▶ [REQUIRED WORK]: Beginning at the line containing "Output a JSON" and continuing to the end of the records below, give each line again exactly as it stands, and only those lines.

▶ [Data records for software interfaces]:
:::::

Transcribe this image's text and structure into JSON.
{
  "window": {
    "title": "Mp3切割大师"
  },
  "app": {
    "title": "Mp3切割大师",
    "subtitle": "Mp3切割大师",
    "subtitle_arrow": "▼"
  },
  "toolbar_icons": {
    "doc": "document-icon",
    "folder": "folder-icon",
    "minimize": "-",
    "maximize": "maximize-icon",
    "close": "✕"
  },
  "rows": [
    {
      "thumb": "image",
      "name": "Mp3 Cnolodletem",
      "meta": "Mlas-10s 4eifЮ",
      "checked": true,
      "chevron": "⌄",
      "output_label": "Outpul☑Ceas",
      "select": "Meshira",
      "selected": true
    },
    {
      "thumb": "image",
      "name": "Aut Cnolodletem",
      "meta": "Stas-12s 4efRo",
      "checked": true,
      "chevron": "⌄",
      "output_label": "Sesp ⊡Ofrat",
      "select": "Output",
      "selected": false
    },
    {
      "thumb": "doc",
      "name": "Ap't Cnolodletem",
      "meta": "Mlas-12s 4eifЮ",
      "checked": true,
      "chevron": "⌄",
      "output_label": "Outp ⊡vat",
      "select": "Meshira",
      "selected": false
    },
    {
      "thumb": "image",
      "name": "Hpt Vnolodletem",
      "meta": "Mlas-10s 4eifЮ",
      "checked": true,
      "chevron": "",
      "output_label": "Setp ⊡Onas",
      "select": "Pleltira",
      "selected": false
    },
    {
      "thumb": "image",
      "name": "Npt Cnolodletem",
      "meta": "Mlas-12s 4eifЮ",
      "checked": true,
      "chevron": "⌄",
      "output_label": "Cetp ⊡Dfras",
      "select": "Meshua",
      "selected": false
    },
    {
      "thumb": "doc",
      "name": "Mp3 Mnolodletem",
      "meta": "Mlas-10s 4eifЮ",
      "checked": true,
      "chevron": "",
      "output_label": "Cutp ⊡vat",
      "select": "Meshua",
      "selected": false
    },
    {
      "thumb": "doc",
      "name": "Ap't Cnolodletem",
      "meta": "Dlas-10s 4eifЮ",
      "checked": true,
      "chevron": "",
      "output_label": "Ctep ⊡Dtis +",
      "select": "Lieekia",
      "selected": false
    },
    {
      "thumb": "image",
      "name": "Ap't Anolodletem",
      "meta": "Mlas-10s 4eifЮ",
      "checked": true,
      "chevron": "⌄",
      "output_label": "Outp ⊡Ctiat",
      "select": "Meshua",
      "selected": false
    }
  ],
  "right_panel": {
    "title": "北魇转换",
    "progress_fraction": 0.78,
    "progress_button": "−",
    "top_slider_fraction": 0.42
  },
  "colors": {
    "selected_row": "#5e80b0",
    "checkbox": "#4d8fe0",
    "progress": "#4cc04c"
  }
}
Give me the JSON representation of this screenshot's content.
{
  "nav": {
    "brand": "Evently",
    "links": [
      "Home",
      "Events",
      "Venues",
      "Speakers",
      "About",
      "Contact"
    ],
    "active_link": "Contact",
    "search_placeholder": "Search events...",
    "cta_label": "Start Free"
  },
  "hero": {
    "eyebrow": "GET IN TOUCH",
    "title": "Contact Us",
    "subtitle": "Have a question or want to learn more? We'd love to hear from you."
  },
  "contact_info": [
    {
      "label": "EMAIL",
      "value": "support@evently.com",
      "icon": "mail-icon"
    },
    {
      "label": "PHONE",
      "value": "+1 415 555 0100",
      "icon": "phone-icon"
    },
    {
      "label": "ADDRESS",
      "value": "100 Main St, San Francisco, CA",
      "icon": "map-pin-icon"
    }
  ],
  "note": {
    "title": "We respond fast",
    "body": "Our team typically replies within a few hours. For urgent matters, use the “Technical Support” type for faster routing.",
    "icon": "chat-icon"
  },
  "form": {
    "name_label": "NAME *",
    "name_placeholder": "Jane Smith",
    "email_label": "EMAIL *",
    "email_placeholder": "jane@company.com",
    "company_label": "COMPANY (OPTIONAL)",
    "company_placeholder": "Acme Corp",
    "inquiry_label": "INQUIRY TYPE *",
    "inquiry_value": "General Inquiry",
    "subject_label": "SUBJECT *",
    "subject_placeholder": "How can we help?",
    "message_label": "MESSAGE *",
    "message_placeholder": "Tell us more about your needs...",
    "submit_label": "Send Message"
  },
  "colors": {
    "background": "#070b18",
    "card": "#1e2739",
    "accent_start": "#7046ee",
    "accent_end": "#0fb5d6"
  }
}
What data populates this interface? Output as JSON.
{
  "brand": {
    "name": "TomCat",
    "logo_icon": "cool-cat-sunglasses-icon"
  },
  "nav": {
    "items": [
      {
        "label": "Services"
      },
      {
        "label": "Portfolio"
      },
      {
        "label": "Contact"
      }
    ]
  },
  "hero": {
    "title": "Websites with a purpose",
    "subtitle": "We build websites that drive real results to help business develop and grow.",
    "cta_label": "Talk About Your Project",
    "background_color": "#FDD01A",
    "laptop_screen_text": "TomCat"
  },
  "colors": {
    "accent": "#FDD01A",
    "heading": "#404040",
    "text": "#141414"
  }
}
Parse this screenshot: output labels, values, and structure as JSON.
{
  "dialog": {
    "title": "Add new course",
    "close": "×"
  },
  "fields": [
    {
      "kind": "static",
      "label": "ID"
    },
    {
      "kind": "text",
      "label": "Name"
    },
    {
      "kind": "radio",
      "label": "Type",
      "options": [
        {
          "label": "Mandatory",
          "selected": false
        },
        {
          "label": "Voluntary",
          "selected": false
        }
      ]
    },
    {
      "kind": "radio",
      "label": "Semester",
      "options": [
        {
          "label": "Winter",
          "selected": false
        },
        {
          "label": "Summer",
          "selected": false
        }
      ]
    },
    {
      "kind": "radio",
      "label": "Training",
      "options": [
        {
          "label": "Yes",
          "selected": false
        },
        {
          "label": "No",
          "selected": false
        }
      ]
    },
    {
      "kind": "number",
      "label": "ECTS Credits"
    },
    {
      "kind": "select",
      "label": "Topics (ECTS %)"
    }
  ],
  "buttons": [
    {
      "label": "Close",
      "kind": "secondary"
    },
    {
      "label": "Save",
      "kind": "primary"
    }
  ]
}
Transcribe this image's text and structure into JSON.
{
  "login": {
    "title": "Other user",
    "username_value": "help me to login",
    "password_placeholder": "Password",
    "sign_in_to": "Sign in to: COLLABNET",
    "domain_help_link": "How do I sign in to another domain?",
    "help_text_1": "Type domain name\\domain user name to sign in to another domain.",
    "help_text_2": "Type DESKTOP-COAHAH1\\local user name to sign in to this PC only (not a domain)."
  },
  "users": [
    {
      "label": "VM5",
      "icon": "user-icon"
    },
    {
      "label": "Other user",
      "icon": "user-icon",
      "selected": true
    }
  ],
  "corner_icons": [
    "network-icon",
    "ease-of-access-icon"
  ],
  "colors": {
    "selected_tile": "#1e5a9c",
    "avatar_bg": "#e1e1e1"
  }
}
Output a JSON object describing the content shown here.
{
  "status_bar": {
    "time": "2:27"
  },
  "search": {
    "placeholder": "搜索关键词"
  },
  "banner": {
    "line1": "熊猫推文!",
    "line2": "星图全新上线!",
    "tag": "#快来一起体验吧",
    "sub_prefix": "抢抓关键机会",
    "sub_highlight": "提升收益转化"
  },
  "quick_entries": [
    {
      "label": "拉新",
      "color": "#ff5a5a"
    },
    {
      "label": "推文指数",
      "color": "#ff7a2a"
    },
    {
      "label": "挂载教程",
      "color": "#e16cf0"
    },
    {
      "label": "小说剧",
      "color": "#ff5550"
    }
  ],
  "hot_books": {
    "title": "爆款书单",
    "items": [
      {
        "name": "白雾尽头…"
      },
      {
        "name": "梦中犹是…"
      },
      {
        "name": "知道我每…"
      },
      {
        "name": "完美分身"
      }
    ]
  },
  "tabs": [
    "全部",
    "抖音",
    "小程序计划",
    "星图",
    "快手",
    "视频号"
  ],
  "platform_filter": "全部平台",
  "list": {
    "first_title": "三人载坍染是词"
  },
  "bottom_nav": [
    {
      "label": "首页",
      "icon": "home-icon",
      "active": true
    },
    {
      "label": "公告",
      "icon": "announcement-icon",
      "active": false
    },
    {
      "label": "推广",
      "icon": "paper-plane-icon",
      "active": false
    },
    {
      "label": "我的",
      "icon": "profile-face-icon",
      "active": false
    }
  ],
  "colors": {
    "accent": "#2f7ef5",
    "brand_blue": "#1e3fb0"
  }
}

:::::

▶ [YOUR RESPONSE]:
Output a JSON object describing the content shown here.
{
  "status_bar": {
    "time": "2:27"
  },
  "search": {
    "placeholder": "搜索关键词"
  },
  "banner": {
    "line1": "熊猫推文!",
    "line2": "星图全新上线!",
    "tag": "#快来一起体验吧",
    "sub_prefix": "抢抓关键机会",
    "sub_highlight": "提升收益转化"
  },
  "quick_entries": [
    {
      "label": "拉新",
      "color": "#ff5a5a"
    },
    {
      "label": "推文指数",
      "color": "#ff7a2a"
    },
    {
      "label": "挂载教程",
      "color": "#e16cf0"
    },
    {
      "label": "小说剧",
      "color": "#ff5550"
    }
  ],
  "hot_books": {
    "title": "爆款书单",
    "items": [
      {
        "name": "白雾尽头…"
      },
      {
        "name": "梦中犹是…"
      },
      {
        "name": "知道我每…"
      },
      {
        "name": "完美分身"
      }
    ]
  },
  "tabs": [
    "全部",
    "抖音",
    "小程序计划",
    "星图",
    "快手",
    "视频号"
  ],
  "platform_filter": "全部平台",
  "list": {
    "first_title": "三人载坍染是词"
  },
  "bottom_nav": [
    {
      "label": "首页",
      "icon": "home-icon",
      "active": true
    },
    {
      "label": "公告",
      "icon": "announcement-icon",
      "active": false
    },
    {
      "label": "推广",
      "icon": "paper-plane-icon",
      "active": false
    },
    {
      "label": "我的",
      "icon": "profile-face-icon",
      "active": false
    }
  ],
  "colors": {
    "accent": "#2f7ef5",
    "brand_blue": "#1e3fb0"
  }
}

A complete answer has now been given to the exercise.